Hauser: In order for Unitarian Universalist faith formation to remain relevant in the future, we must focus on values that affirm love, liberation, community, and connection. Our congregations have a great opportunity to center a multigenerational approach to worship that includes offering community events and working as advocates for social justice. Right now families are hungry for spaces where they can heal and reconnect. That is where many of our communities need to start.
"UU religious education is faith formation." — Aisha Haser, LREDA president
What would success look like in this context? How does RE most provide care to congregations and the UU community?
Hunter: We know what success looks like. When we build trust, interconnection, and a culture of accountability throughout our faith, we are heading in the right direction. When we appreciate the incredible relationships we already have, and commit to keep widening those circles, we are moving in the right direction. It looks like a willingness to be a novice at something, to take risks, and center those members of our community who have not been centered before; and if anyone is wondering how to do that, spend more time with children.
Hauser: Success also includes embodying a generosity of spirit. Understanding that UUism is not for the select few who “get it.” There are congregations who host food banks, shelters, offer their parking lots for those living in their cars, as some examples. Imagine the impact on the world if we expanded our imaginations and offered those spaces for community engagement.
What do you see as key actions to take in the near future?
Hauser: It is imperative that congregations move away from a scarcity mindset. This has caused near-panic that RE numbers have been in decline even before the pandemic and more so since. I would suggest that boards invest in a holistic approach to congregational life. Instead of separating worship and RE, we need to think strategically about how a congregation that centers faith formation of everyone, across the lifespan, would operate.
Hunter: I am noticing fear in many congregations right now as well. The number of children and families showing up for church dropped significantly during COVID; many religious education positions were cut; and ministers, staff, and volunteers are stretched thin.
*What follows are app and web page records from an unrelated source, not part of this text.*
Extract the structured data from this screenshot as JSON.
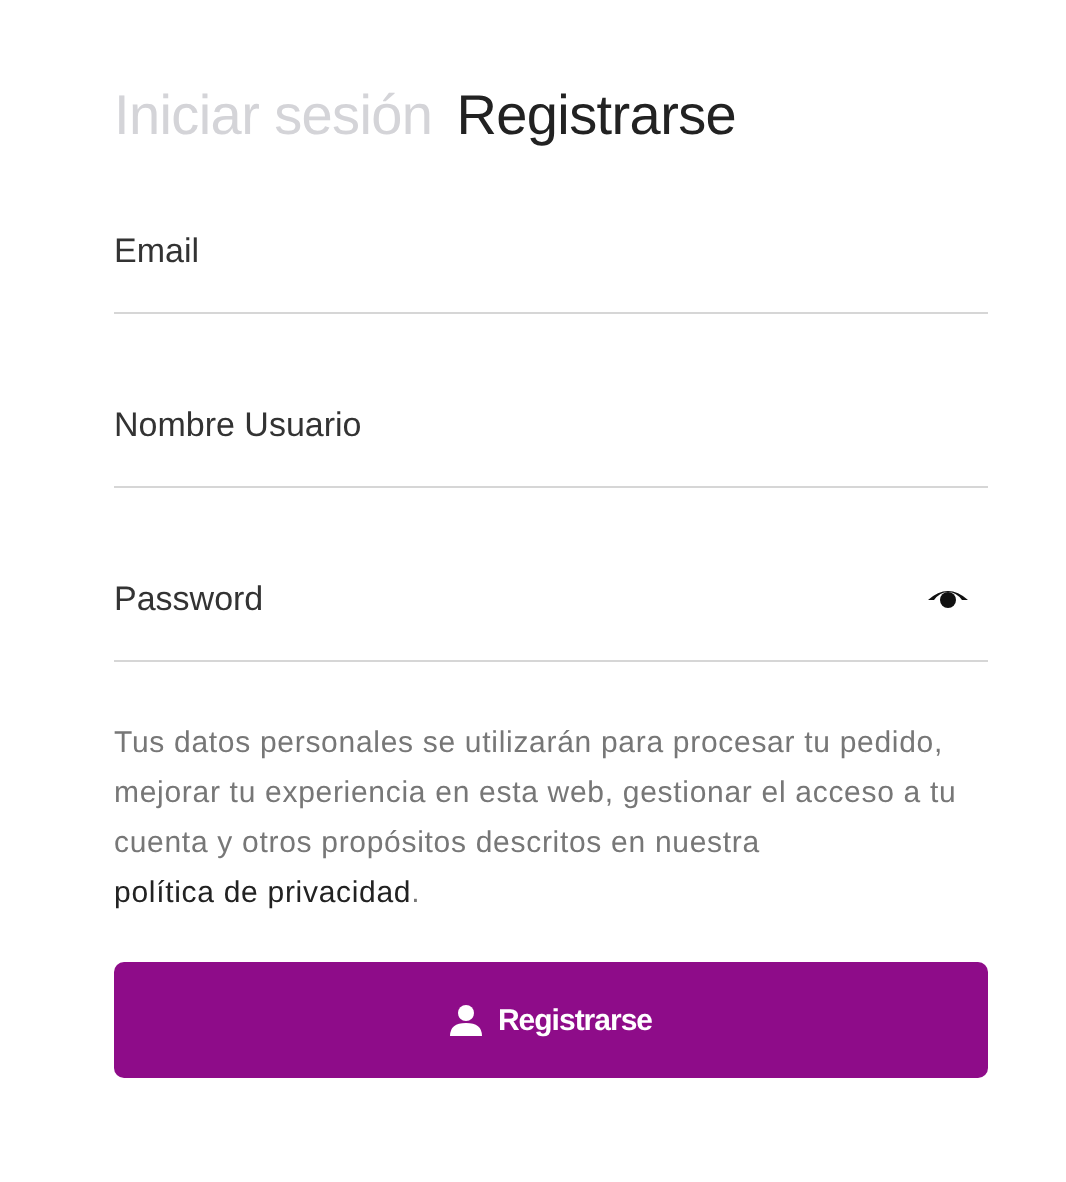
{
  "tabs": [
    {
      "label": "Iniciar sesión",
      "selected": false
    },
    {
      "label": "Registrarse",
      "selected": true
    }
  ],
  "fields": [
    {
      "placeholder": "Email",
      "kind": "text"
    },
    {
      "placeholder": "Nombre Usuario",
      "kind": "text"
    },
    {
      "placeholder": "Password",
      "kind": "password"
    }
  ],
  "notice": {
    "text": "Tus datos personales se utilizarán para procesar tu pedido, mejorar tu experiencia en esta web, gestionar el acceso a tu cuenta y otros propósitos descritos en nuestra",
    "link": "política de privacidad",
    "end": "."
  },
  "submit": {
    "label": "Registrarse"
  }
}
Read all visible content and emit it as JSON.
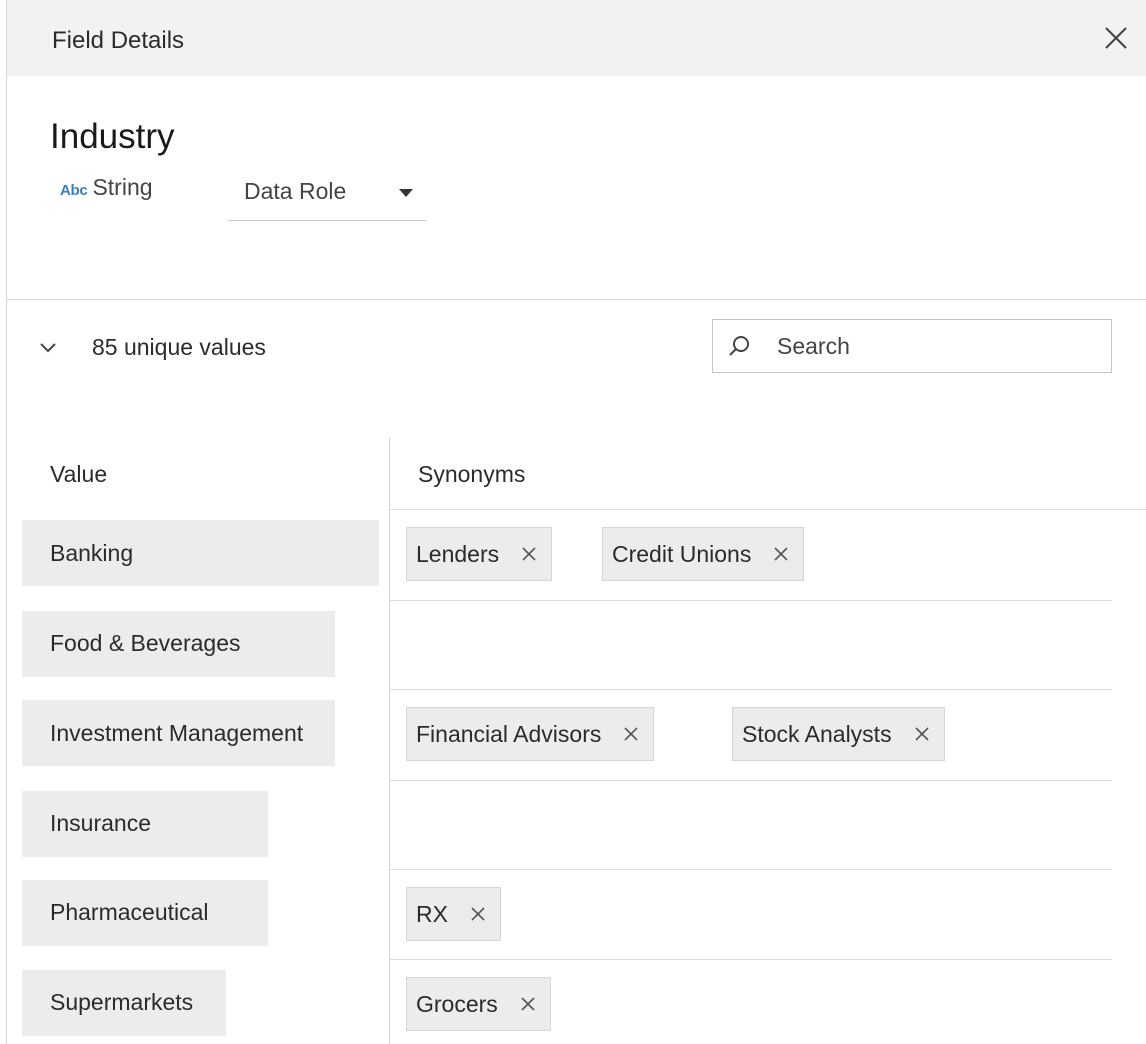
{
  "panel": {
    "title": "Field Details",
    "close_label": "close"
  },
  "field": {
    "name": "Industry",
    "type_icon_text": "Abc",
    "type_label": "String",
    "data_role_label": "Data Role"
  },
  "values_section": {
    "count_label": "85 unique values",
    "search_placeholder": "Search",
    "search_value": ""
  },
  "table": {
    "columns": [
      "Value",
      "Synonyms"
    ],
    "rows": [
      {
        "value": "Banking",
        "synonyms": [
          "Lenders",
          "Credit Unions"
        ]
      },
      {
        "value": "Food & Beverages",
        "synonyms": []
      },
      {
        "value": "Investment Management",
        "synonyms": [
          "Financial Advisors",
          "Stock Analysts"
        ]
      },
      {
        "value": "Insurance",
        "synonyms": []
      },
      {
        "value": "Pharmaceutical",
        "synonyms": [
          "RX"
        ]
      },
      {
        "value": "Supermarkets",
        "synonyms": [
          "Grocers"
        ]
      }
    ]
  },
  "icons": {
    "close": "close-icon",
    "data_role_dropdown": "caret-down-icon",
    "expand": "chevron-down-icon",
    "search": "search-icon",
    "remove_synonym": "remove-x-icon"
  },
  "colors": {
    "header_bg": "#f2f2f2",
    "value_cell_bg": "#ececec",
    "chip_bg": "#ececec",
    "type_icon": "#3a7fbf",
    "divider": "#d4d4d4"
  }
}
But now is the time to move beyond scarcity and fear and reflect on what we’ve learned. We need to focus on building generative and life-giving ministries. Because when we do that, people show up.
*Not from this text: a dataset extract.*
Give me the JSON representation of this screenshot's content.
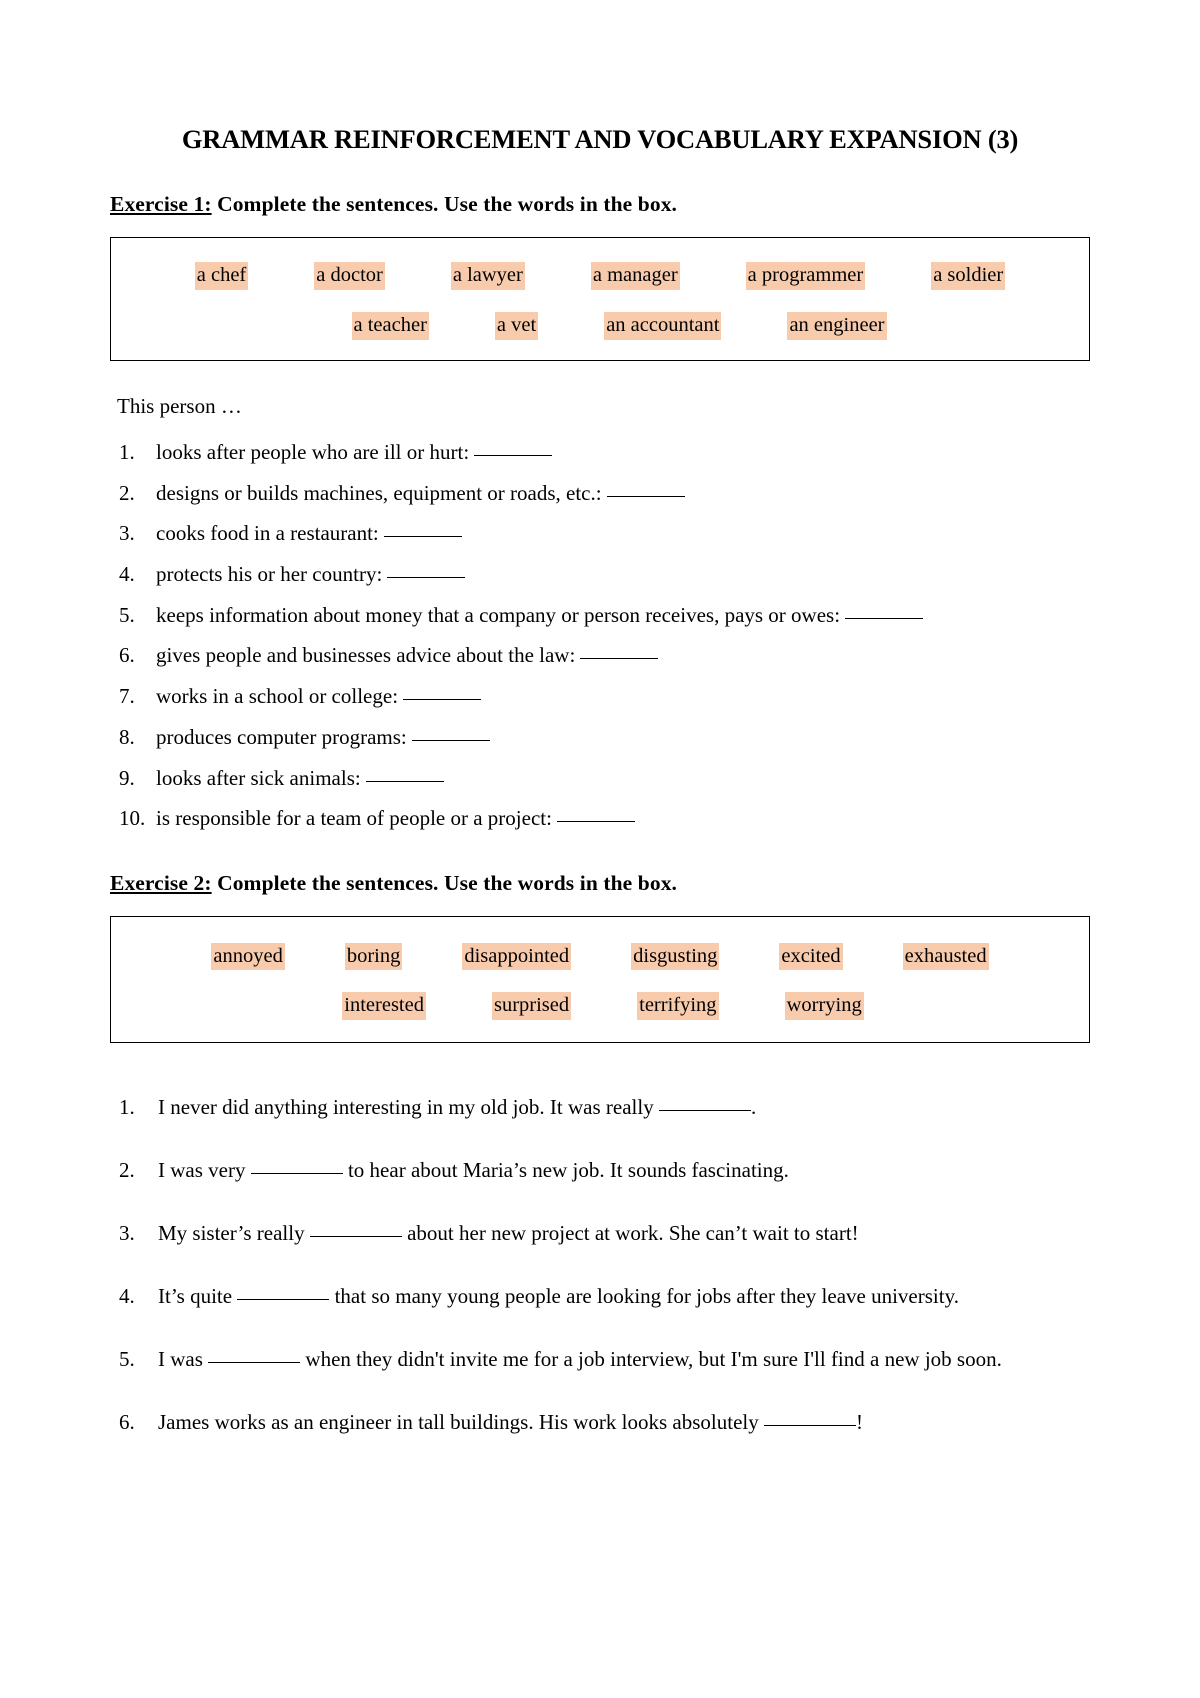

How do you envision RE will change as our congregations become ever more diverse and strive to increasingly reflect our commitment to welcoming all children and families?
Hauser: RE has already been more diverse than the adult populations of congregations, therefore religious educators have been on the forefront developing programs that serve people of many identities. I anticipate that RE will lead the way in responding to the spiritual needs of a diverse population.
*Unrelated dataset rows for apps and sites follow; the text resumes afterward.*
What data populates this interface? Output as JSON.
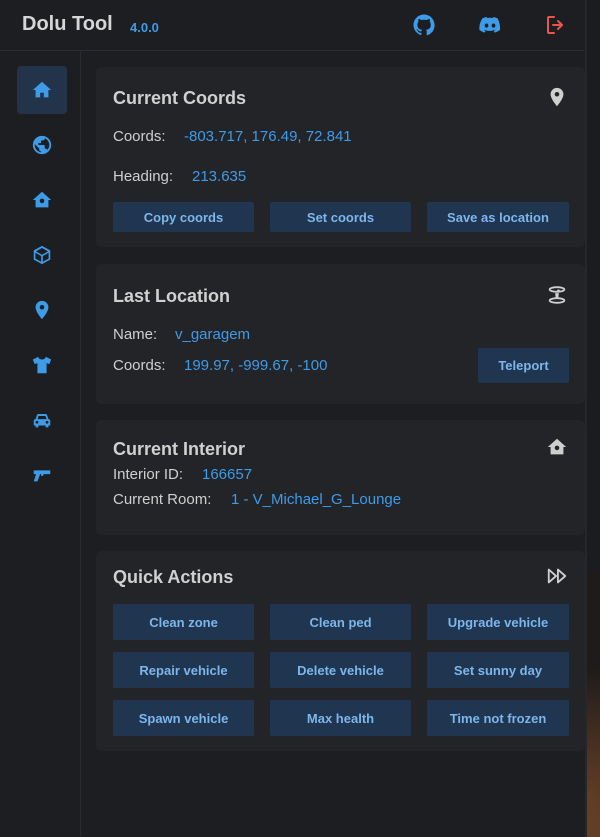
{
  "app": {
    "title": "Dolu Tool",
    "version": "4.0.0"
  },
  "header": {
    "icons": [
      "github-icon",
      "discord-icon",
      "exit-icon"
    ],
    "exit_color": "#e8574e",
    "accent": "#3d9be8"
  },
  "sidebar": {
    "items": [
      {
        "icon": "home-icon",
        "active": true
      },
      {
        "icon": "globe-icon",
        "active": false
      },
      {
        "icon": "house-icon",
        "active": false
      },
      {
        "icon": "cube-icon",
        "active": false
      },
      {
        "icon": "map-pin-icon",
        "active": false
      },
      {
        "icon": "shirt-icon",
        "active": false
      },
      {
        "icon": "car-icon",
        "active": false
      },
      {
        "icon": "gun-icon",
        "active": false
      }
    ]
  },
  "current_coords": {
    "title": "Current Coords",
    "coords_label": "Coords:",
    "coords_value": "-803.717, 176.49, 72.841",
    "heading_label": "Heading:",
    "heading_value": "213.635",
    "buttons": {
      "copy": "Copy coords",
      "set": "Set coords",
      "save": "Save as location"
    }
  },
  "last_location": {
    "title": "Last Location",
    "name_label": "Name:",
    "name_value": "v_garagem",
    "coords_label": "Coords:",
    "coords_value": "199.97, -999.67, -100",
    "teleport_button": "Teleport"
  },
  "current_interior": {
    "title": "Current Interior",
    "id_label": "Interior ID:",
    "id_value": "166657",
    "room_label": "Current Room:",
    "room_value": "1 - V_Michael_G_Lounge"
  },
  "quick_actions": {
    "title": "Quick Actions",
    "buttons": [
      "Clean zone",
      "Clean ped",
      "Upgrade vehicle",
      "Repair vehicle",
      "Delete vehicle",
      "Set sunny day",
      "Spawn vehicle",
      "Max health",
      "Time not frozen"
    ]
  }
}
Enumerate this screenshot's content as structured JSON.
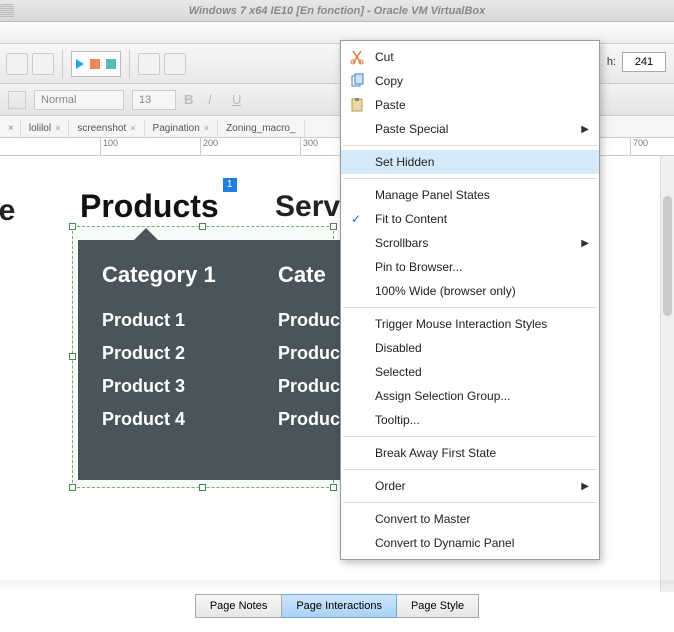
{
  "window": {
    "title": "Windows 7 x64 IE10 [En fonction] - Oracle VM VirtualBox"
  },
  "toolbar": {
    "h_label": "h:",
    "h_value": "241"
  },
  "format_toolbar": {
    "style_select": "Normal",
    "font_size": "13"
  },
  "doc_tabs": {
    "first_close": "×",
    "items": [
      "lolilol",
      "screenshot",
      "Pagination",
      "Zoning_macro_"
    ]
  },
  "ruler": {
    "ticks": [
      {
        "pos": 100,
        "label": "100"
      },
      {
        "pos": 200,
        "label": "200"
      },
      {
        "pos": 300,
        "label": "300"
      },
      {
        "pos": 700,
        "label": "700"
      }
    ]
  },
  "canvas": {
    "nav_home_partial": "me",
    "nav_products": "Products",
    "nav_products_badge": "1",
    "nav_services_partial": "Serv",
    "mega": {
      "col1": {
        "header": "Category 1",
        "items": [
          "Product 1",
          "Product 2",
          "Product 3",
          "Product 4"
        ]
      },
      "col2": {
        "header_partial": "Cate",
        "items_partial": [
          "Produc",
          "Produc",
          "Produc",
          "Produc"
        ]
      }
    }
  },
  "context_menu": {
    "cut": "Cut",
    "copy": "Copy",
    "paste": "Paste",
    "paste_special": "Paste Special",
    "set_hidden": "Set Hidden",
    "manage_panel_states": "Manage Panel States",
    "fit_to_content": "Fit to Content",
    "scrollbars": "Scrollbars",
    "pin_to_browser": "Pin to Browser...",
    "hundred_wide": "100% Wide (browser only)",
    "trigger_mouse": "Trigger Mouse Interaction Styles",
    "disabled": "Disabled",
    "selected": "Selected",
    "assign_selection_group": "Assign Selection Group...",
    "tooltip": "Tooltip...",
    "break_away": "Break Away First State",
    "order": "Order",
    "convert_to_master": "Convert to Master",
    "convert_to_dynamic_panel": "Convert to Dynamic Panel"
  },
  "bottom_tabs": {
    "page_notes": "Page Notes",
    "page_interactions": "Page Interactions",
    "page_style": "Page Style"
  }
}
Hunter: Yes. One of the reasons that religious educators are working at the forward edge of transformation in our faith is because young people hold us accountable to do better. Relationship is the key.
Given the pandemic experience, are there learnings that will inform RE’s future in terms of accessibility and/or a multiplatform experience?
Hauser: As the world came out of lockdown, there are few excuses that remain that prohibit multiplatform offerings. There is also a recognition of the need for people to find ways to meet in person that are as safe as possible. People need human interaction and connection, and there are many creative ways to provide that.
Hunter: Agreed. We have more tools now. Our communities have expanded their fluency with video and streaming platforms, which means we are more accessible, and we can be more intentional about how we facilitate online and in-person faith community. We have not yet realized how much the past few years have changed us—it is unfolding in real time.